After a year of searching for the perfect tree, park officials narrowed it down to eight trees, with this one believed to be less than 40 years old coming out a winner.

Amy Albright, the project manager said, “We had the architect at the Capitol’s staff come out and look at all those candidate trees, and ultimately, they’re the ones that selected the tree that would get harvested.”

The 63-footer was laid down on a 53-foot flat bed truck, small enough to go down the mountain safely. From there it will then be transported onto a bigger flat bed that will be used to parade the tree throughout the state starting with a kickoff in Elkins on Saturday.

It will then travel to 14 other locations before finally making its grand arrival at the Capitol on Nov. 17.  The tree will be decorated with more than 10,000 ornaments, many of which were made by students across West Virginia.

One unique thing about the harvest was what happened to it when it was fully cut: There was no boom. The tree was attached to a crane that lifted it off the ground, making sure only the cut part of the tree touched the ground so all the sides were protected. The tree will undergo a two days process of proper wrapping and maintaining to make sure it’ll get to the Capitol as green as it left the forest.
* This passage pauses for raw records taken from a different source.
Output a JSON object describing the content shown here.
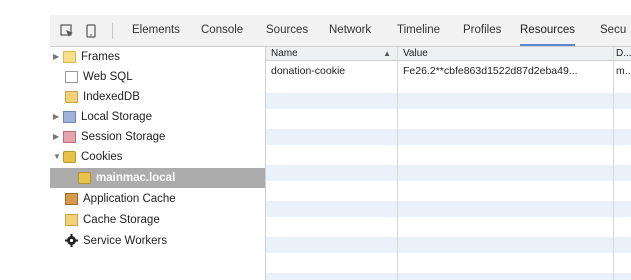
{
  "toolbar": {
    "inspect_icon": "inspect-element-icon",
    "device_icon": "device-mode-icon",
    "tabs": [
      {
        "label": "Elements"
      },
      {
        "label": "Console"
      },
      {
        "label": "Sources"
      },
      {
        "label": "Network"
      },
      {
        "label": "Timeline"
      },
      {
        "label": "Profiles"
      },
      {
        "label": "Resources"
      },
      {
        "label": "Secu"
      }
    ],
    "active_tab": "Resources",
    "accent": "#5a86d8"
  },
  "sidebar": {
    "items": [
      {
        "label": "Frames",
        "icon": "folder-icon",
        "expandable": true
      },
      {
        "label": "Web SQL",
        "icon": "database-icon",
        "expandable": false
      },
      {
        "label": "IndexedDB",
        "icon": "database-icon",
        "expandable": false
      },
      {
        "label": "Local Storage",
        "icon": "storage-grid-icon",
        "expandable": true
      },
      {
        "label": "Session Storage",
        "icon": "storage-grid-icon",
        "expandable": true
      },
      {
        "label": "Cookies",
        "icon": "cookie-icon",
        "expandable": true,
        "expanded": true
      },
      {
        "label": "mainmac.local",
        "icon": "cookie-icon",
        "selected": true
      },
      {
        "label": "Application Cache",
        "icon": "app-cache-icon",
        "expandable": false
      },
      {
        "label": "Cache Storage",
        "icon": "database-icon",
        "expandable": false
      },
      {
        "label": "Service Workers",
        "icon": "gear-icon",
        "expandable": false
      }
    ],
    "selected_bg": "#acacac"
  },
  "table": {
    "columns": [
      {
        "label": "Name",
        "sort": "▲"
      },
      {
        "label": "Value"
      },
      {
        "label": "D..."
      }
    ],
    "rows": [
      {
        "name": "donation-cookie",
        "value": "Fe26.2**cbfe863d1522d87d2eba49...",
        "domain": "m..."
      }
    ],
    "stripe_color": "#eaf1fb"
  }
}
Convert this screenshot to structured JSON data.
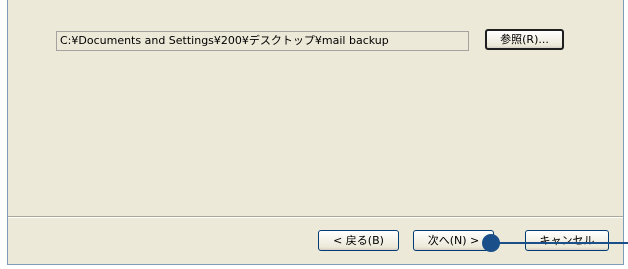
{
  "folder_path": {
    "value": "C:¥Documents and Settings¥200¥デスクトップ¥mail backup"
  },
  "browse_button": {
    "label": "参照(R)..."
  },
  "nav": {
    "back_label": "< 戻る(B)",
    "next_label": "次へ(N) >",
    "cancel_label": "キャンセル"
  },
  "colors": {
    "dialog_bg": "#ece9d8",
    "callout": "#1b4f8a"
  }
}
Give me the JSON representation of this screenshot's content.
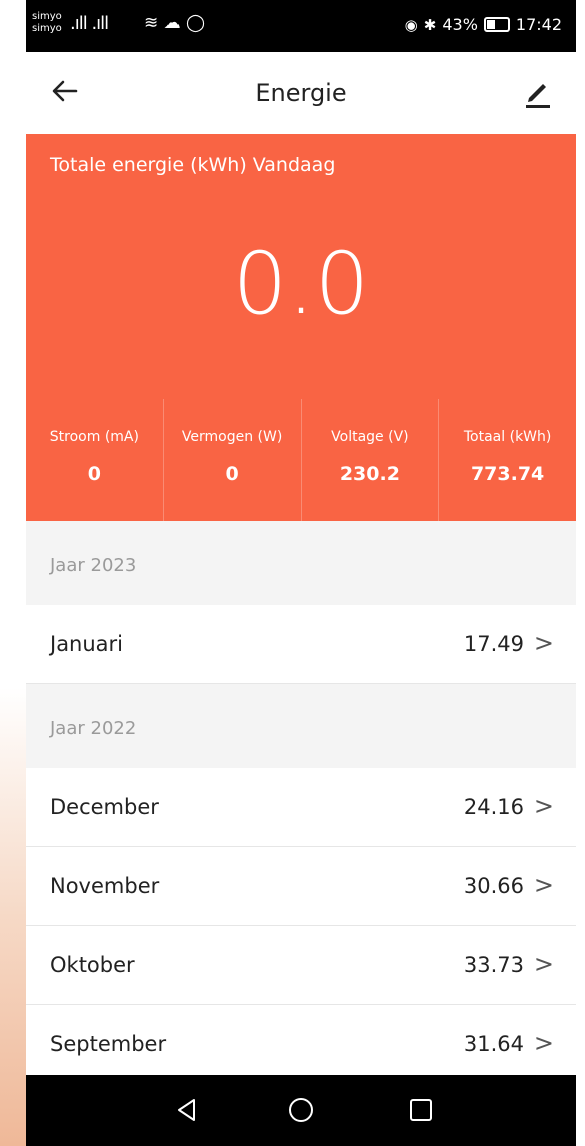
{
  "statusbar": {
    "carrier_line1": "simyo",
    "carrier_line2": "simyo",
    "signal_glyphs": ".ıll .ıll",
    "misc_glyphs": "≋ ☁ ◯",
    "battery_pct": "43%",
    "time": "17:42",
    "icons": [
      "signal-icon",
      "wifi-icon",
      "cloud-icon",
      "whatsapp-icon",
      "eye-icon",
      "bluetooth-icon",
      "battery-icon"
    ]
  },
  "appbar": {
    "title": "Energie",
    "back_icon": "arrow-left-icon",
    "edit_icon": "pencil-icon"
  },
  "hero": {
    "label": "Totale energie (kWh) Vandaag",
    "value": "0.0",
    "accent_color": "#f96444",
    "stats": [
      {
        "label": "Stroom (mA)",
        "value": "0"
      },
      {
        "label": "Vermogen (W)",
        "value": "0"
      },
      {
        "label": "Voltage (V)",
        "value": "230.2"
      },
      {
        "label": "Totaal (kWh)",
        "value": "773.74"
      }
    ]
  },
  "list": {
    "sections": [
      {
        "header": "Jaar 2023",
        "rows": [
          {
            "month": "Januari",
            "value": "17.49"
          }
        ]
      },
      {
        "header": "Jaar 2022",
        "rows": [
          {
            "month": "December",
            "value": "24.16"
          },
          {
            "month": "November",
            "value": "30.66"
          },
          {
            "month": "Oktober",
            "value": "33.73"
          },
          {
            "month": "September",
            "value": "31.64"
          }
        ]
      }
    ],
    "chevron": ">"
  },
  "navbar": {
    "icons": [
      "back-triangle-icon",
      "home-circle-icon",
      "recents-square-icon"
    ]
  }
}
The two sawyers this year were Ron Polgar, a longtime Mon National Forest employee and professional botanist, and world champion lumberjack Arden Cogar Jr. who continued a Cogar family tradition; his father, who died over a year ago, had the very same honor almost 50 years ago in 1976.

“For me to actually do this, was emotionally overwhelming.” Cogar Jr. said. “As I was sawing the tree today, I was thinking ‘Dad’s looking down on me with his thumbs up saying ‘good job son, good job’,” he added.

Cogar Jr.’s journey with the tree will continue with some speeches and he will also do a lumberjack demonstration in Charleston and be in attendance at other tour stops.

The Mon National Forest has provided national trees twice before, for the first time 1970 and then in 1976.

12 News will continue to have coverage of the tree and its sawyers.